Serious Nursing Workforce Challenges Require More Action
The American Nurses Foundation (the Foundation) released the results of its fourth mental health and wellness survey as part of the Pulse on the Nation’s Nurses Survey Series. Conducted in May 2023 with more than 7,400 nurses, the findings from this latest comprehensive survey show the nursing profession is still in desperate need of sustained support or the workforce will continue to decline in both well-being and in numbers.
Nurse turnover is still above pre-pandemic levels – five months after the Biden Administration officially ended the COVID-19 Public Health Emergency in May, which led to its announcement of $100 million to grow the nursing workforce in August. The intent to leave remains high among nurse respondents with 20% indicating they changed positions in the past 6 months, and 39% indicating they were likely to leave their current position in the next 6 months. This number is much higher for direct care nurses at 41%.
According to this study, there are three major reasons impacting nurses’ decisions to leave the profession or change positions: insufficient staffing, feeling unvalued by their organization, and inadequate compensation. Insufficient staffing was a top reason selected by nurses who have less than 10 years of experience in the profession. However, when asked what aspects of clinical work lead to joy, 55% said, “feeling like I’m making a difference”.
This Nation’s Nurses Survey Series continues to illustrate the magnitude of burnout nurses are experiencing. This results in everything from being overworked and understaffed to working in unsafe and unsupportive work environments. The findings in this survey call for renewed attention and continued action to address today’s challenging nursing workforce dynamics. Fifty-six percent of nurses are experiencing burnout, including emotional exhaustion, and 64% say they feel “a great deal of stress because of their job.” Positive emotions and feelings of empowerment among nurses are on the decline while these negative feelings of stress and anxiety remain consistently high.
One of the reasons nurses are experiencing these negative emotions and mental health challenges are due to inadequate and unsafe work environments. In fact, 40% of nurses in this survey felt poor control over their workload and said their day-to-day work as hectic or intense. To make matters worse, 2/3 of nurses who said they are suffering mental anguish or toxic emotions are either not seeking or not receiving mental health support, and 56% say there is stigma as a health care provider associated with receiving mental health care.
“Another year, and sadly another disturbing report on the state of nursing.
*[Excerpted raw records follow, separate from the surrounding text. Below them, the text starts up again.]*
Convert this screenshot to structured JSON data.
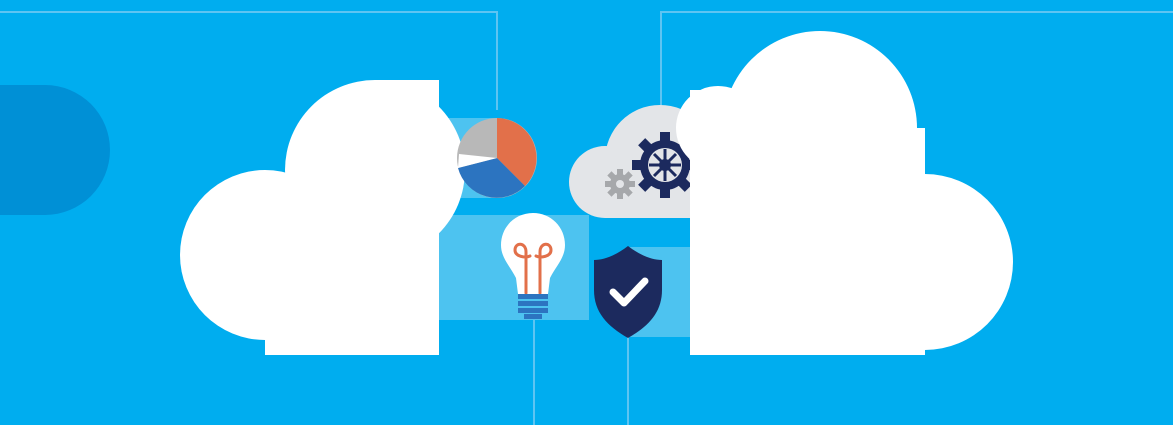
{
  "colors": {
    "background": "#00adef",
    "connector_line": "#5ec4f2",
    "dark_circle": "#0090d6",
    "panel_light": "#4dc3f0",
    "cloud_white": "#ffffff",
    "small_cloud": "#e3e5e8",
    "navy": "#1c2a5e",
    "pie_orange": "#e2704a",
    "pie_blue": "#2c74c0",
    "pie_gray": "#b8b8b8",
    "bulb_filament": "#e2704a",
    "bulb_base": "#2c74c0",
    "gear_small": "#a6a8ab"
  },
  "icons": {
    "pie": "pie-chart-icon",
    "bulb": "lightbulb-icon",
    "shield": "shield-check-icon",
    "gears": "gears-cloud-icon"
  }
}
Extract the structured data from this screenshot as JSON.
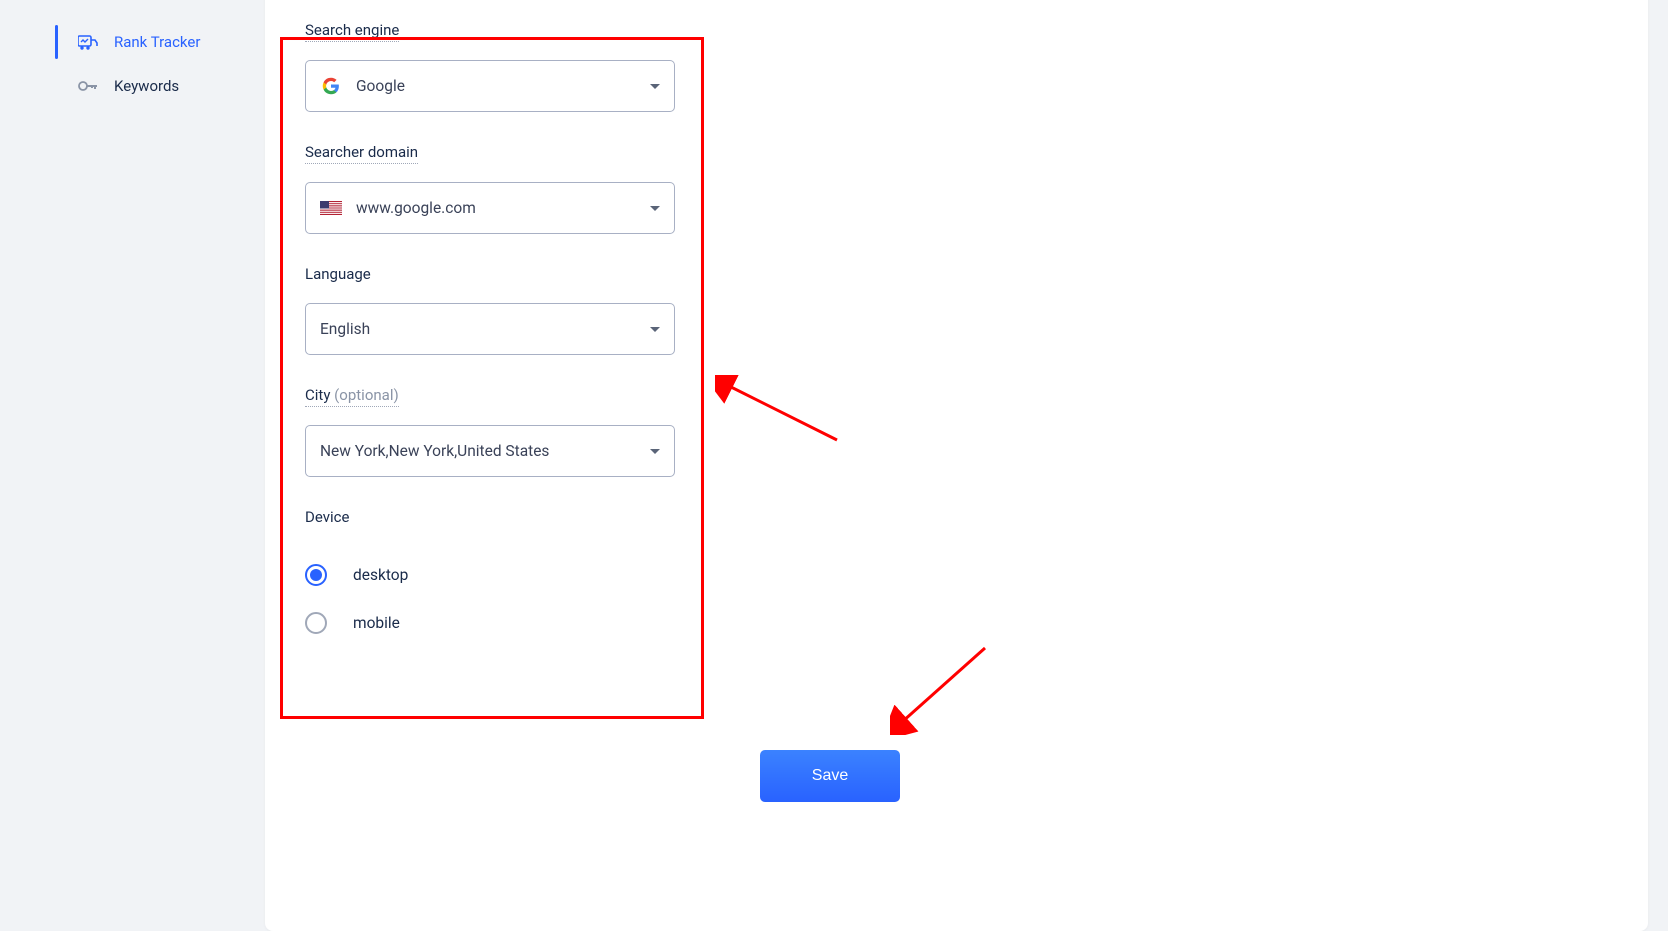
{
  "sidebar": {
    "items": [
      {
        "label": "Rank Tracker",
        "active": true
      },
      {
        "label": "Keywords",
        "active": false
      }
    ]
  },
  "form": {
    "search_engine": {
      "label": "Search engine",
      "value": "Google"
    },
    "searcher_domain": {
      "label": "Searcher domain",
      "value": "www.google.com"
    },
    "language": {
      "label": "Language",
      "value": "English"
    },
    "city": {
      "label": "City",
      "optional_suffix": "(optional)",
      "value": "New York,New York,United States"
    },
    "device": {
      "label": "Device",
      "options": [
        {
          "label": "desktop",
          "selected": true
        },
        {
          "label": "mobile",
          "selected": false
        }
      ]
    }
  },
  "actions": {
    "save_label": "Save"
  }
}
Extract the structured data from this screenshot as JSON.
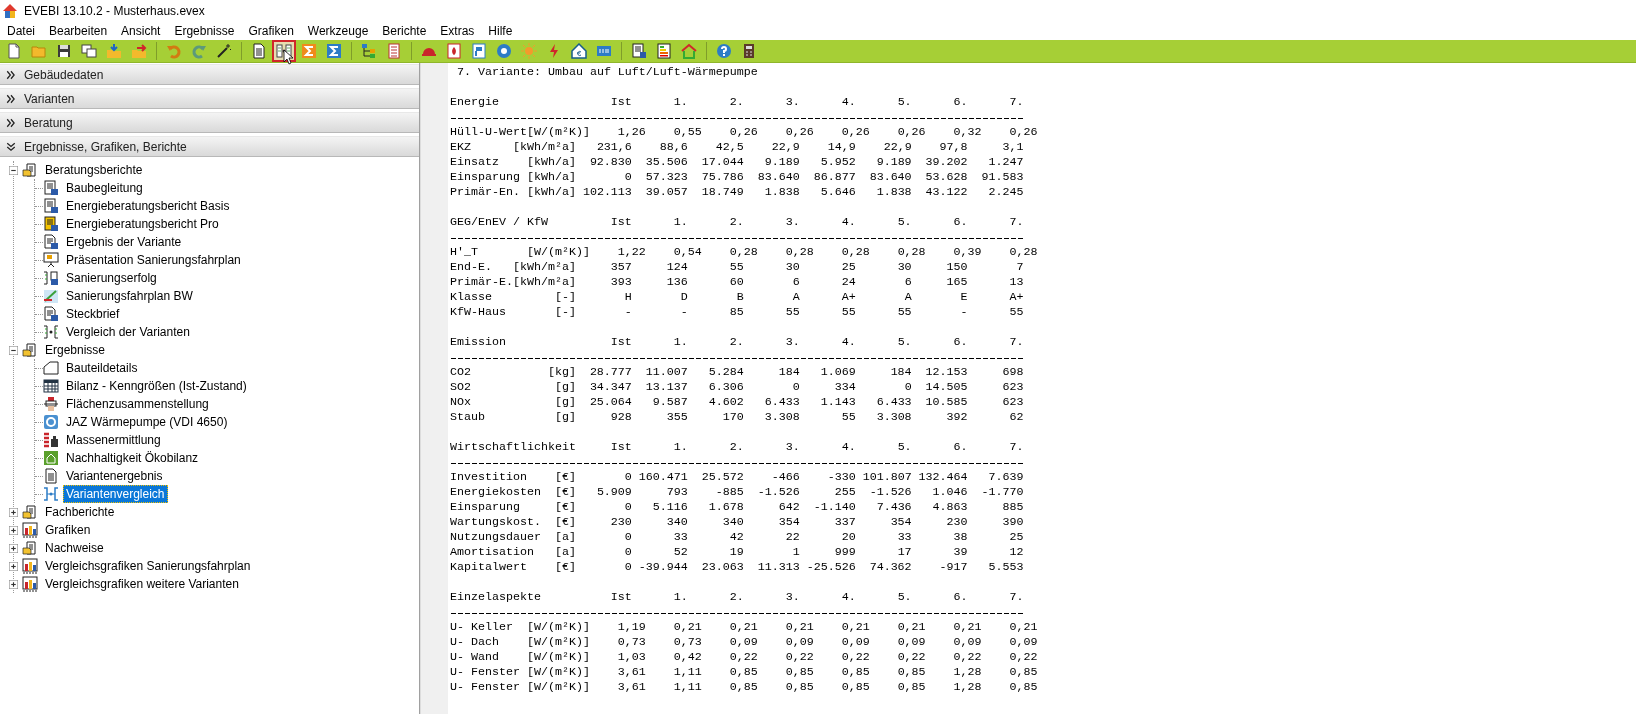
{
  "window": {
    "title": "EVEBI 13.10.2 - Musterhaus.evex"
  },
  "menu": [
    "Datei",
    "Bearbeiten",
    "Ansicht",
    "Ergebnisse",
    "Grafiken",
    "Werkzeuge",
    "Berichte",
    "Extras",
    "Hilfe"
  ],
  "toolbar": [
    {
      "kind": "new",
      "selected": false
    },
    {
      "kind": "open",
      "selected": false
    },
    {
      "kind": "save",
      "selected": false
    },
    {
      "kind": "copy",
      "selected": false
    },
    {
      "kind": "import",
      "selected": false
    },
    {
      "kind": "export",
      "selected": false
    },
    {
      "kind": "sep"
    },
    {
      "kind": "undo",
      "selected": false
    },
    {
      "kind": "redo",
      "selected": false
    },
    {
      "kind": "wand",
      "selected": false
    },
    {
      "kind": "sep"
    },
    {
      "kind": "document",
      "selected": false
    },
    {
      "kind": "compare",
      "selected": true
    },
    {
      "kind": "sigma-orange",
      "selected": false
    },
    {
      "kind": "sigma-blue",
      "selected": false
    },
    {
      "kind": "sep"
    },
    {
      "kind": "tree",
      "selected": false
    },
    {
      "kind": "list",
      "selected": false
    },
    {
      "kind": "sep"
    },
    {
      "kind": "cap",
      "selected": false
    },
    {
      "kind": "flame",
      "selected": false
    },
    {
      "kind": "panel",
      "selected": false
    },
    {
      "kind": "circle",
      "selected": false
    },
    {
      "kind": "sun",
      "selected": false
    },
    {
      "kind": "bolt",
      "selected": false
    },
    {
      "kind": "house-euro",
      "selected": false
    },
    {
      "kind": "box",
      "selected": false
    },
    {
      "kind": "sep"
    },
    {
      "kind": "report",
      "selected": false
    },
    {
      "kind": "energy-label",
      "selected": false
    },
    {
      "kind": "house",
      "selected": false
    },
    {
      "kind": "sep"
    },
    {
      "kind": "help",
      "selected": false
    },
    {
      "kind": "calculator",
      "selected": false
    }
  ],
  "panels": [
    {
      "title": "Gebäudedaten",
      "expanded": false
    },
    {
      "title": "Varianten",
      "expanded": false
    },
    {
      "title": "Beratung",
      "expanded": false
    },
    {
      "title": "Ergebnisse, Grafiken, Berichte",
      "expanded": true
    }
  ],
  "tree": [
    {
      "label": "Beratungsberichte",
      "kind": "report-folder",
      "expanded": true,
      "selected": false,
      "children": [
        {
          "label": "Baubegleitung",
          "kind": "word-report",
          "selected": false
        },
        {
          "label": "Energieberatungsbericht Basis",
          "kind": "word-report",
          "selected": false
        },
        {
          "label": "Energieberatungsbericht Pro",
          "kind": "word-report-pro",
          "selected": false
        },
        {
          "label": "Ergebnis der Variante",
          "kind": "text-report",
          "selected": false
        },
        {
          "label": "Präsentation Sanierungsfahrplan",
          "kind": "presentation",
          "selected": false
        },
        {
          "label": "Sanierungserfolg",
          "kind": "compare-report",
          "selected": false
        },
        {
          "label": "Sanierungsfahrplan BW",
          "kind": "roadmap",
          "selected": false
        },
        {
          "label": "Steckbrief",
          "kind": "text-report",
          "selected": false
        },
        {
          "label": "Vergleich der Varianten",
          "kind": "compare",
          "selected": false
        }
      ]
    },
    {
      "label": "Ergebnisse",
      "kind": "report-folder",
      "expanded": true,
      "selected": false,
      "children": [
        {
          "label": "Bauteildetails",
          "kind": "house-outline",
          "selected": false
        },
        {
          "label": "Bilanz - Kenngrößen (Ist-Zustand)",
          "kind": "grid-table",
          "selected": false
        },
        {
          "label": "Flächenzusammenstellung",
          "kind": "area",
          "selected": false
        },
        {
          "label": "JAZ Wärmepumpe (VDI 4650)",
          "kind": "gauge",
          "selected": false
        },
        {
          "label": "Massenermittlung",
          "kind": "masses",
          "selected": false
        },
        {
          "label": "Nachhaltigkeit Ökobilanz",
          "kind": "eco",
          "selected": false
        },
        {
          "label": "Variantenergebnis",
          "kind": "document",
          "selected": false
        },
        {
          "label": "Variantenvergleich",
          "kind": "compare-blue",
          "selected": true
        }
      ]
    },
    {
      "label": "Fachberichte",
      "kind": "report-folder",
      "expanded": false,
      "selected": false
    },
    {
      "label": "Grafiken",
      "kind": "chart-folder",
      "expanded": false,
      "selected": false
    },
    {
      "label": "Nachweise",
      "kind": "report-folder",
      "expanded": false,
      "selected": false
    },
    {
      "label": "Vergleichsgrafiken Sanierungsfahrplan",
      "kind": "chart-folder",
      "expanded": false,
      "selected": false
    },
    {
      "label": "Vergleichsgrafiken weitere Varianten",
      "kind": "chart-folder",
      "expanded": false,
      "selected": false
    }
  ],
  "report": {
    "title": "7. Variante: Umbau auf Luft/Luft-Wärmepumpe",
    "sections": [
      {
        "title": "Energie",
        "columns": [
          "Ist",
          "1.",
          "2.",
          "3.",
          "4.",
          "5.",
          "6.",
          "7."
        ],
        "rows": [
          {
            "label": "Hüll-U-Wert",
            "unit": "[W/(m²K)]",
            "kind": "decimal",
            "values": [
              "1,26",
              "0,55",
              "0,26",
              "0,26",
              "0,26",
              "0,26",
              "0,32",
              "0,26"
            ]
          },
          {
            "label": "EKZ",
            "unit": "[kWh/m²a]",
            "kind": "standard",
            "values": [
              "231,6",
              "88,6",
              "42,5",
              "22,9",
              "14,9",
              "22,9",
              "97,8",
              "3,1"
            ]
          },
          {
            "label": "Einsatz",
            "unit": "[kWh/a]",
            "kind": "standard",
            "values": [
              "92.830",
              "35.506",
              "17.044",
              "9.189",
              "5.952",
              "9.189",
              "39.202",
              "1.247"
            ]
          },
          {
            "label": "Einsparung",
            "unit": "[kWh/a]",
            "kind": "standard",
            "values": [
              "0",
              "57.323",
              "75.786",
              "83.640",
              "86.877",
              "83.640",
              "53.628",
              "91.583"
            ]
          },
          {
            "label": "Primär-En.",
            "unit": "[kWh/a]",
            "kind": "standard",
            "values": [
              "102.113",
              "39.057",
              "18.749",
              "1.838",
              "5.646",
              "1.838",
              "43.122",
              "2.245"
            ]
          }
        ]
      },
      {
        "title": "GEG/EnEV / KfW",
        "columns": [
          "Ist",
          "1.",
          "2.",
          "3.",
          "4.",
          "5.",
          "6.",
          "7."
        ],
        "rows": [
          {
            "label": "H'_T",
            "unit": "[W/(m²K)]",
            "kind": "decimal",
            "values": [
              "1,22",
              "0,54",
              "0,28",
              "0,28",
              "0,28",
              "0,28",
              "0,39",
              "0,28"
            ]
          },
          {
            "label": "End-E.",
            "unit": "[kWh/m²a]",
            "kind": "standard",
            "values": [
              "357",
              "124",
              "55",
              "30",
              "25",
              "30",
              "150",
              "7"
            ]
          },
          {
            "label": "Primär-E.",
            "unit": "[kWh/m²a]",
            "kind": "standard",
            "values": [
              "393",
              "136",
              "60",
              "6",
              "24",
              "6",
              "165",
              "13"
            ]
          },
          {
            "label": "Klasse",
            "unit": "[-]",
            "kind": "standard",
            "values": [
              "H",
              "D",
              "B",
              "A",
              "A+",
              "A",
              "E",
              "A+"
            ]
          },
          {
            "label": "KfW-Haus",
            "unit": "[-]",
            "kind": "standard",
            "values": [
              "-",
              "-",
              "85",
              "55",
              "55",
              "55",
              "-",
              "55"
            ]
          }
        ]
      },
      {
        "title": "Emission",
        "columns": [
          "Ist",
          "1.",
          "2.",
          "3.",
          "4.",
          "5.",
          "6.",
          "7."
        ],
        "rows": [
          {
            "label": "CO2",
            "unit": "[kg]",
            "kind": "standard",
            "values": [
              "28.777",
              "11.007",
              "5.284",
              "184",
              "1.069",
              "184",
              "12.153",
              "698"
            ]
          },
          {
            "label": "SO2",
            "unit": "[g]",
            "kind": "standard",
            "values": [
              "34.347",
              "13.137",
              "6.306",
              "0",
              "334",
              "0",
              "14.505",
              "623"
            ]
          },
          {
            "label": "NOx",
            "unit": "[g]",
            "kind": "standard",
            "values": [
              "25.064",
              "9.587",
              "4.602",
              "6.433",
              "1.143",
              "6.433",
              "10.585",
              "623"
            ]
          },
          {
            "label": "Staub",
            "unit": "[g]",
            "kind": "standard",
            "values": [
              "928",
              "355",
              "170",
              "3.308",
              "55",
              "3.308",
              "392",
              "62"
            ]
          }
        ]
      },
      {
        "title": "Wirtschaftlichkeit",
        "columns": [
          "Ist",
          "1.",
          "2.",
          "3.",
          "4.",
          "5.",
          "6.",
          "7."
        ],
        "rows": [
          {
            "label": "Investition",
            "unit": "[€]",
            "kind": "standard",
            "values": [
              "0",
              "160.471",
              "25.572",
              "-466",
              "-330",
              "101.807",
              "132.464",
              "7.639"
            ]
          },
          {
            "label": "Energiekosten",
            "unit": "[€]",
            "kind": "standard",
            "values": [
              "5.909",
              "793",
              "-885",
              "-1.526",
              "255",
              "-1.526",
              "1.046",
              "-1.770"
            ]
          },
          {
            "label": "Einsparung",
            "unit": "[€]",
            "kind": "standard",
            "values": [
              "0",
              "5.116",
              "1.678",
              "642",
              "-1.140",
              "7.436",
              "4.863",
              "885"
            ]
          },
          {
            "label": "Wartungskost.",
            "unit": "[€]",
            "kind": "standard",
            "values": [
              "230",
              "340",
              "340",
              "354",
              "337",
              "354",
              "230",
              "390"
            ]
          },
          {
            "label": "Nutzungsdauer",
            "unit": "[a]",
            "kind": "standard",
            "values": [
              "0",
              "33",
              "42",
              "22",
              "20",
              "33",
              "38",
              "25"
            ]
          },
          {
            "label": "Amortisation",
            "unit": "[a]",
            "kind": "standard",
            "values": [
              "0",
              "52",
              "19",
              "1",
              "999",
              "17",
              "39",
              "12"
            ]
          },
          {
            "label": "Kapitalwert",
            "unit": "[€]",
            "kind": "standard",
            "values": [
              "0",
              "-39.944",
              "23.063",
              "11.313",
              "-25.526",
              "74.362",
              "-917",
              "5.553"
            ]
          }
        ]
      },
      {
        "title": "Einzelaspekte",
        "columns": [
          "Ist",
          "1.",
          "2.",
          "3.",
          "4.",
          "5.",
          "6.",
          "7."
        ],
        "rows": [
          {
            "label": "U- Keller",
            "unit": "[W/(m²K)]",
            "kind": "decimal",
            "values": [
              "1,19",
              "0,21",
              "0,21",
              "0,21",
              "0,21",
              "0,21",
              "0,21",
              "0,21"
            ]
          },
          {
            "label": "U- Dach",
            "unit": "[W/(m²K)]",
            "kind": "decimal",
            "values": [
              "0,73",
              "0,73",
              "0,09",
              "0,09",
              "0,09",
              "0,09",
              "0,09",
              "0,09"
            ]
          },
          {
            "label": "U- Wand",
            "unit": "[W/(m²K)]",
            "kind": "decimal",
            "values": [
              "1,03",
              "0,42",
              "0,22",
              "0,22",
              "0,22",
              "0,22",
              "0,22",
              "0,22"
            ]
          },
          {
            "label": "U- Fenster",
            "unit": "[W/(m²K)]",
            "kind": "decimal",
            "values": [
              "3,61",
              "1,11",
              "0,85",
              "0,85",
              "0,85",
              "0,85",
              "1,28",
              "0,85"
            ]
          },
          {
            "label": "U- Fenster",
            "unit": "[W/(m²K)]",
            "kind": "decimal",
            "values": [
              "3,61",
              "1,11",
              "0,85",
              "0,85",
              "0,85",
              "0,85",
              "1,28",
              "0,85"
            ]
          }
        ]
      }
    ]
  }
}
What we’re finding year-over-year is that not much has changed since the start of the pandemic, which to me is the most alarming finding from this report. Another disturbing statistic is that younger nurses and less tenured nurses – a key demographic in shoring up the nursing pipeline – are more negatively affected by burnout, turnover and mental health challenges,” said Executive Director of the American Nurses Foundation Kate Judge. “What nurses need now is a radical transformation in all levels of support and resources they receive. We need everyone in positions of power and decision-making ability to invest in nursing. The fate of our health care system depends on it.”
The Foundation will continue to work on behalf of the nation’s nurses through its programmatic work and advocacy to address the burnout and mental health challenges nurses are facing. Groundbreaking new programs such as the Stress & Burnout Prevention Pilot Program are seeking to transform organizational culture to remove the stigma around seeking mental health support. The Foundation also provides resources and support through its Well-Being Initiative for all nurses as they seek to overcome the stress caused by various workforce challenges. Read the full report here.